The County's position therefore boils down to the claim that while employes under Article 6 now can receive time and one half for exceeding the 38 3/4 hour requirement, and that while in the past they received full credit for all time paid in computing weekly overtime, they are not entitled to receive both at the present time.

The problem with this claim is that it runs counter to the grievance settlements on this very issue and the County's own practice of including hours paid for overtime purposes between 1980 and 1991. The penultimate question herein therefore turns on whether the County's attempted repudiation under Article 18 of the present contract is sufficient to overcome these factors.

I conclude that it is not. For while the County under Article 18 can do away with certain past practices which are not related to how contract language has been interpreted and applied, it does not have the right to undo the two grievance settlements herein which provide that paid hours are to be used in determining whether the 38 3/4 hour requirement has been met. Those settlements, after all, show how the parties themselves came to view and apply Article 6 in the prior contract, thereby bringing into play the well-established arbitral principle that "mutual settlements often constitute binding precedent for the parties." See, How Arbitration Works, pp. 361-362 (Elkouri and Elkouri, Fourth Edition, 1985.)

That being so, it was incumbent on the County in the last round of contract negotiations to obtain different contract language providing that employes would not be given credit for paid hours. And indeed, that is exactly what the County tried to do - but without success.
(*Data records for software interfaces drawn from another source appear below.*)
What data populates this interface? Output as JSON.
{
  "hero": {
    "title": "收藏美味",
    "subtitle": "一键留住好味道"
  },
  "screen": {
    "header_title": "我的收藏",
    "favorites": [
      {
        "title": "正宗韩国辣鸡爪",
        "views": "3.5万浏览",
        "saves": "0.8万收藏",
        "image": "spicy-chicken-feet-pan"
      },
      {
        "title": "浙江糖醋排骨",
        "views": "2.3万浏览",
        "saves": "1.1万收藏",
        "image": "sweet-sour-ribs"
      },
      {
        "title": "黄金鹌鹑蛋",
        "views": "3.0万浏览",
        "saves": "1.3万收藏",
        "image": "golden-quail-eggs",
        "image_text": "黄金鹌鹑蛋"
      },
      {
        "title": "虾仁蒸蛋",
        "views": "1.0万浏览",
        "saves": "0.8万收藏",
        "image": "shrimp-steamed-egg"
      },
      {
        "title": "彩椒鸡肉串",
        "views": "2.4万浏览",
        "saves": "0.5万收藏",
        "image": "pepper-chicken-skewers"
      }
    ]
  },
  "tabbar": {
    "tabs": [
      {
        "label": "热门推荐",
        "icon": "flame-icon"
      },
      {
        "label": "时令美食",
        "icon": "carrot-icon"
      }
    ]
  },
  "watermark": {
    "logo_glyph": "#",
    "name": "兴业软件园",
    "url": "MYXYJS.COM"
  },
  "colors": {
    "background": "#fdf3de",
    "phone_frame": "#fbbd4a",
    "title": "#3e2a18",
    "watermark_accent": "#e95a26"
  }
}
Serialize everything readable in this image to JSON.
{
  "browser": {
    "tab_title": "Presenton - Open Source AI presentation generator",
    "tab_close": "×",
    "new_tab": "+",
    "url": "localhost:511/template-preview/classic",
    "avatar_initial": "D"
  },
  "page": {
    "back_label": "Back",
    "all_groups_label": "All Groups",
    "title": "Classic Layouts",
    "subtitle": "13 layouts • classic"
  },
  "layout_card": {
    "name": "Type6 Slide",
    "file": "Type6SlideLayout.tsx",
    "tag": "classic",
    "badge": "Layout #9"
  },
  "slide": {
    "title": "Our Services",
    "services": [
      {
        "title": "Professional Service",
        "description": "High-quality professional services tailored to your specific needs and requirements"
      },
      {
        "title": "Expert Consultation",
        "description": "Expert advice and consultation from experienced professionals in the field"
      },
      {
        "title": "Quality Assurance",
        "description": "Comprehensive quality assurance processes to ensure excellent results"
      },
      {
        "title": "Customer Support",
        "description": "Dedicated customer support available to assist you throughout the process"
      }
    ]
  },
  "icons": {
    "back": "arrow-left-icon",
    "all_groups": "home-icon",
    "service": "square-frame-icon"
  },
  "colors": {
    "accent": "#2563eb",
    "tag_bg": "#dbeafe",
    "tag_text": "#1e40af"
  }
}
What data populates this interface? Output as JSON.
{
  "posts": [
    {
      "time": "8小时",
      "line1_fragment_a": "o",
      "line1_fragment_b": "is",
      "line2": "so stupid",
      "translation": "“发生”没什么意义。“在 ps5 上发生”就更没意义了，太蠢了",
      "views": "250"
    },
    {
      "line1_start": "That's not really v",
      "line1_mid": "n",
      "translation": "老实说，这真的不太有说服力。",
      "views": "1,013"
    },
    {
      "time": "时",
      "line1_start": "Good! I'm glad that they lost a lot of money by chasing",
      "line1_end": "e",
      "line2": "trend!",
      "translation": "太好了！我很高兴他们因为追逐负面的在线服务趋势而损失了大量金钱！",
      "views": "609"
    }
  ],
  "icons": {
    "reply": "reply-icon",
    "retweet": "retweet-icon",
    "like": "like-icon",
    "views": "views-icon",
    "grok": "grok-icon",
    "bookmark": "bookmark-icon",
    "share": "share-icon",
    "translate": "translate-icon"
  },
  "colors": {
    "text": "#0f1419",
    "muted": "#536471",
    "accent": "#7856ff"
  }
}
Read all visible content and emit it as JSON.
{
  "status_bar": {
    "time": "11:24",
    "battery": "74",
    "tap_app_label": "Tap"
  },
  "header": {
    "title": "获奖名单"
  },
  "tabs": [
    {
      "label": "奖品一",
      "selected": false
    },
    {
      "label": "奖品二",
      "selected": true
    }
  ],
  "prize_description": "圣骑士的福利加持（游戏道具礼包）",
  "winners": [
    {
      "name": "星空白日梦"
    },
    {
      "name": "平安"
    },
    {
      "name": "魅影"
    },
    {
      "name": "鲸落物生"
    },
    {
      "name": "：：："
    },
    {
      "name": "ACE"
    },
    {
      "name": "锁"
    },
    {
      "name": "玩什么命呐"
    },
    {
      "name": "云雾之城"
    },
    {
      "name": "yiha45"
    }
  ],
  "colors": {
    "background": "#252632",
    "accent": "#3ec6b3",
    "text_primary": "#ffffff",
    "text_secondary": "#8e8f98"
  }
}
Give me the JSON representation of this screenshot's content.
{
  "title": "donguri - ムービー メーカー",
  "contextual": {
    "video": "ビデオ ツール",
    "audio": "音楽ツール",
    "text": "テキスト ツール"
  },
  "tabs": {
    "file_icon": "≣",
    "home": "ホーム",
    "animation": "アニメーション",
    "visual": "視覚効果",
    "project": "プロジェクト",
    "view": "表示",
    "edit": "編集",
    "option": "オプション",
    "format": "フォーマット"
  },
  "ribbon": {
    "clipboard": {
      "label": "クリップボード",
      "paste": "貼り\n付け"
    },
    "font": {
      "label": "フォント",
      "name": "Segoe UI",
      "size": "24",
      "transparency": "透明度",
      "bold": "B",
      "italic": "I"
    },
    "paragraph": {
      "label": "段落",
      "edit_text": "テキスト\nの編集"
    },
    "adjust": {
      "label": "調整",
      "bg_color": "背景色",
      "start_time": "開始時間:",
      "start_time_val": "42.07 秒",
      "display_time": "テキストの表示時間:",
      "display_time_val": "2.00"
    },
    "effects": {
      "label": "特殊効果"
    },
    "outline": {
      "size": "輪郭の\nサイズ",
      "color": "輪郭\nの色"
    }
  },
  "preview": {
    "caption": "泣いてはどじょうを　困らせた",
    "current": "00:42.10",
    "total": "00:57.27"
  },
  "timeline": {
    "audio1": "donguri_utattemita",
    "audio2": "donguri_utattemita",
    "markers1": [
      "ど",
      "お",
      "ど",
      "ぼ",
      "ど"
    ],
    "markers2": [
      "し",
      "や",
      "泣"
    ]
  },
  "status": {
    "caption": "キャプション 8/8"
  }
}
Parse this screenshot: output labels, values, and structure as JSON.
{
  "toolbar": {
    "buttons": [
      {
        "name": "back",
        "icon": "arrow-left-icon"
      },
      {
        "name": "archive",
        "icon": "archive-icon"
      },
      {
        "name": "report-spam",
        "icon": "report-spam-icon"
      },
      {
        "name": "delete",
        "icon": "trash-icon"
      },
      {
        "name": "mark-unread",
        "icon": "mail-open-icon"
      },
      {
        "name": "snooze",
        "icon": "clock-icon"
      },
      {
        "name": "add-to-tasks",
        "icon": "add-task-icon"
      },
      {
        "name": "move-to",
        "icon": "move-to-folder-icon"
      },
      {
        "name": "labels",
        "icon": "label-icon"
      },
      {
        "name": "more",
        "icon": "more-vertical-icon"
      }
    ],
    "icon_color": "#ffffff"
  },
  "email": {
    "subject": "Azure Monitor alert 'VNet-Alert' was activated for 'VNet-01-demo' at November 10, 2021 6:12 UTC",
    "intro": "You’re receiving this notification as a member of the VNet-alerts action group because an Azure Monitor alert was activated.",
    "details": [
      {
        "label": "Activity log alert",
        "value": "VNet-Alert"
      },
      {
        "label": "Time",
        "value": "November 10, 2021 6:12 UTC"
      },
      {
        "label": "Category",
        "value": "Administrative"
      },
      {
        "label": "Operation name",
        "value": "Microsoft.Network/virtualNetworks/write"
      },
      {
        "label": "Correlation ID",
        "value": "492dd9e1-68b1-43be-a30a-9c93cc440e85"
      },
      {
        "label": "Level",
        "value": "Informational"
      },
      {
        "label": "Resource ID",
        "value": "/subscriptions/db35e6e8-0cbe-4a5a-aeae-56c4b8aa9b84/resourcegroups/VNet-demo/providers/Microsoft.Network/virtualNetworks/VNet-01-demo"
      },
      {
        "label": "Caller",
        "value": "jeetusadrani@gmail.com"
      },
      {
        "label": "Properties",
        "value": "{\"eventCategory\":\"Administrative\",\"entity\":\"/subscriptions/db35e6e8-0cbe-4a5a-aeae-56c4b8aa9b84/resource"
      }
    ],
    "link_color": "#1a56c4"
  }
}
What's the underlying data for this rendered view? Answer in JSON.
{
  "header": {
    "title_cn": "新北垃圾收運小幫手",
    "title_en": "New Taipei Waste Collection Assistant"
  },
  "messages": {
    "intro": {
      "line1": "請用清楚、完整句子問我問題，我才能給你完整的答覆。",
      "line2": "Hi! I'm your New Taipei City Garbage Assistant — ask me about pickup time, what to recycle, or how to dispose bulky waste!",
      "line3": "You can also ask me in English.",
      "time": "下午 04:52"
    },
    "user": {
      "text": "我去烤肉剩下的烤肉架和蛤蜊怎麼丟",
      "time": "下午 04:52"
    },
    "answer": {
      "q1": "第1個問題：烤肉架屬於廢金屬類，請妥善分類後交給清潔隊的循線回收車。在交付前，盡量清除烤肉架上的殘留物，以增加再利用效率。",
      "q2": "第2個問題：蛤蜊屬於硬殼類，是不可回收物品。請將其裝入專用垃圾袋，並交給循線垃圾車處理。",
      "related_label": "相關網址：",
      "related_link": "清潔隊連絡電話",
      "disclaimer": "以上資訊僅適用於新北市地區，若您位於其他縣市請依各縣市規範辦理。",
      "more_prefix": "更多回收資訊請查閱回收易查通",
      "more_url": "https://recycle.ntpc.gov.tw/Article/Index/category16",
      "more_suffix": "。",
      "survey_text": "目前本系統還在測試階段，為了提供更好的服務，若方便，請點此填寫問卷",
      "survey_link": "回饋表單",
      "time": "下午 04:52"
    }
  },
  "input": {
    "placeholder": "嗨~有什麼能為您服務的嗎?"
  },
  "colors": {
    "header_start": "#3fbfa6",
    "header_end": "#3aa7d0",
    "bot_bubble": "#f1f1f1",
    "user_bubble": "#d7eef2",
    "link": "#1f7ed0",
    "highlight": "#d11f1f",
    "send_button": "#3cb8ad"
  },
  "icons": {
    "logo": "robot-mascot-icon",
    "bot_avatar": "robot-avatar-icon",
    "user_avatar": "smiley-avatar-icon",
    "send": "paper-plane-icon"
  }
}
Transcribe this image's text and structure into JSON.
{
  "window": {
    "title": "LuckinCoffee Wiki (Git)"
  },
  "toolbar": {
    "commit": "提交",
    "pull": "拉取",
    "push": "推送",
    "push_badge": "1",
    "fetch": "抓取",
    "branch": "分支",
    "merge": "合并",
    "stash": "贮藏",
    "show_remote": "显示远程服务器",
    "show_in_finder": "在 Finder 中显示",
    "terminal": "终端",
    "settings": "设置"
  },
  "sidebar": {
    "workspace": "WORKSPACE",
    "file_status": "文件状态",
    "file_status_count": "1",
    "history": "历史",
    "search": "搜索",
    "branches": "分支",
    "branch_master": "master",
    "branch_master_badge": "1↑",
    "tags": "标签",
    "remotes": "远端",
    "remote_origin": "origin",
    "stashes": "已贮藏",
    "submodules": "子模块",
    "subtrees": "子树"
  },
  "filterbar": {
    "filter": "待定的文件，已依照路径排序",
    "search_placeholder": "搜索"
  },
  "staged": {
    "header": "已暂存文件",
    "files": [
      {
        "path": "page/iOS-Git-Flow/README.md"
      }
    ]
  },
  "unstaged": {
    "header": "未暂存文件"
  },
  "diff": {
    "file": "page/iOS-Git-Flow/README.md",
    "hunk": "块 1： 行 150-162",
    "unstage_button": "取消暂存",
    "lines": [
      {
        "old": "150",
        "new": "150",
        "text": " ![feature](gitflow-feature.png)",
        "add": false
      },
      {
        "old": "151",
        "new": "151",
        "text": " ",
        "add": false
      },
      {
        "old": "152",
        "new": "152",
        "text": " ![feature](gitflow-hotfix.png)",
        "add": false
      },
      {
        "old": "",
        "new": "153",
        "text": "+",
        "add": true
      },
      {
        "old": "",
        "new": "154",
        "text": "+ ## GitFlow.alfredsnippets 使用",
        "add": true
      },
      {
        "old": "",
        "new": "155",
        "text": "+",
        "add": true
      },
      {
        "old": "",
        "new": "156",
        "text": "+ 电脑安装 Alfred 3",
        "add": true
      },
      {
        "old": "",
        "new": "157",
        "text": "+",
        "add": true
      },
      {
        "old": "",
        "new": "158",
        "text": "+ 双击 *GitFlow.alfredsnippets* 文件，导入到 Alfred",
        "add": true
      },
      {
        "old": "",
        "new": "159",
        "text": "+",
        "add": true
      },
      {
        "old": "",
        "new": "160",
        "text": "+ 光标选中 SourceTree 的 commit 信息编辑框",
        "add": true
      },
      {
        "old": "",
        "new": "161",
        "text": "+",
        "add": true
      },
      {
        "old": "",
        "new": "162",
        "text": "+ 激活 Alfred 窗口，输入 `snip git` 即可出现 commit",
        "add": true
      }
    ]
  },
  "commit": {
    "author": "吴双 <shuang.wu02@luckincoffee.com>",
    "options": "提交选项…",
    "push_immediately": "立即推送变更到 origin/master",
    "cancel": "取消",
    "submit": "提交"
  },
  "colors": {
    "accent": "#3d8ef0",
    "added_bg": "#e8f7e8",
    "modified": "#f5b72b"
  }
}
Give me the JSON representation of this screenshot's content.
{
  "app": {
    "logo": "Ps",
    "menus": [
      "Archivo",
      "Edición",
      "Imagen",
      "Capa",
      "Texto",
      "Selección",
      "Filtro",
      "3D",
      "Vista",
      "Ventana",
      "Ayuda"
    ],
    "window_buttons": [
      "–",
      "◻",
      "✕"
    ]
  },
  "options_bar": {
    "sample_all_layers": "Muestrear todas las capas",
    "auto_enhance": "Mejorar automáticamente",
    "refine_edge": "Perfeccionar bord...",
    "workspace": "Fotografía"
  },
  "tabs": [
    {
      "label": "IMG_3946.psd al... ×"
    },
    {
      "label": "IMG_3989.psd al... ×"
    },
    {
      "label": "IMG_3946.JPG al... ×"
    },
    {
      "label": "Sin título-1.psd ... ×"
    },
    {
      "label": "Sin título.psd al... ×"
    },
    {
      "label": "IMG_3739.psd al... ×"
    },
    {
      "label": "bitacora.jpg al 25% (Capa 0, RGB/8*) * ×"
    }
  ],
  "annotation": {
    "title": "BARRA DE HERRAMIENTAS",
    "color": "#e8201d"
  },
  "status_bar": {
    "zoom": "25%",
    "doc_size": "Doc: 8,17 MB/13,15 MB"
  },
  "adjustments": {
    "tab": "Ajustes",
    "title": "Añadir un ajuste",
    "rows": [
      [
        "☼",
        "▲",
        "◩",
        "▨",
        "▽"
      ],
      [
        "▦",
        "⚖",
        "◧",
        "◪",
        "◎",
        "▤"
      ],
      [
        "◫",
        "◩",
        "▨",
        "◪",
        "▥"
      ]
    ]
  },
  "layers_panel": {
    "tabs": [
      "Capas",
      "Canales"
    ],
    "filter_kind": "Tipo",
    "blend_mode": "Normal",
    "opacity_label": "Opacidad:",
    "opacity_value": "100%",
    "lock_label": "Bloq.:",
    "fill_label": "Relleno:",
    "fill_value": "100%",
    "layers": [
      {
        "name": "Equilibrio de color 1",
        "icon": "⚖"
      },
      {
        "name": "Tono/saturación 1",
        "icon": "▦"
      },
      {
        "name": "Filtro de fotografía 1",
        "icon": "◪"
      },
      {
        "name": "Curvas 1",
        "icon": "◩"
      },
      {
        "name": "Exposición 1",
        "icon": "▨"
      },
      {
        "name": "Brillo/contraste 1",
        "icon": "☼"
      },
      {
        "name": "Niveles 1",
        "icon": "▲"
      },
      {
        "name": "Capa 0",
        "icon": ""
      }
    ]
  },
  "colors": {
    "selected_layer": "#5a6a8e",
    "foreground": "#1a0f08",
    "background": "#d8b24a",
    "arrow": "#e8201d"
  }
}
Having therefore failed in that endeavor, the County is precluded from obtaining in arbitration what it could not obtain at the bargaining table, which is exactly what would happen here if its position were to be sustained.

The Union therefore correctly points out that arbitral law provides that past practices which give meaning to ambiguous contract language cannot be unilaterally abolished. (1) Here, such ambiguity exists because Article 6 on its face does not expressly address this issue and because the phrase, "outside of the normal schedule of hours during the week" therein appears to conflict with the phrase, "shall receive compensatory time off at time and one-half rate for the actual hours worked. . ." In such circumstances, it is appropriate to see how the parties themselves have interpreted this language --- something that can best be done here by looking at the two grievance settlements which support the Union's position.

In light of the foregoing, it therefore is my


1. That the County has violated Article 6 of the contract by not including paid time off in determining for overtime purposes whether employes exceed the 38 3/4 hours' requirement.

2. That as a remedy, the County shall make whole all affected employes by crediting and paying them at the time and one-half rate for all such time since January 1, 1992, to the present.

3. That to resolve any disputes which may arise over application of this Award, I shall maintain my jurisdiction for at least thirty (30) days.

Dated at Madison, Wisconsin this 30th day of June, 1993.

By Amedeo Greco /s/

Amedeo Greco, Arbitrator

1. See for example Douglas County Federation of Nurses and Health Professionals, Local 5034, AFT, AFL-CIO, and Dane County, (unpublished), Arbitrator James W. Engmann (August, 1991) appended to the Union's brief, and How Arbitration Works, p. 449.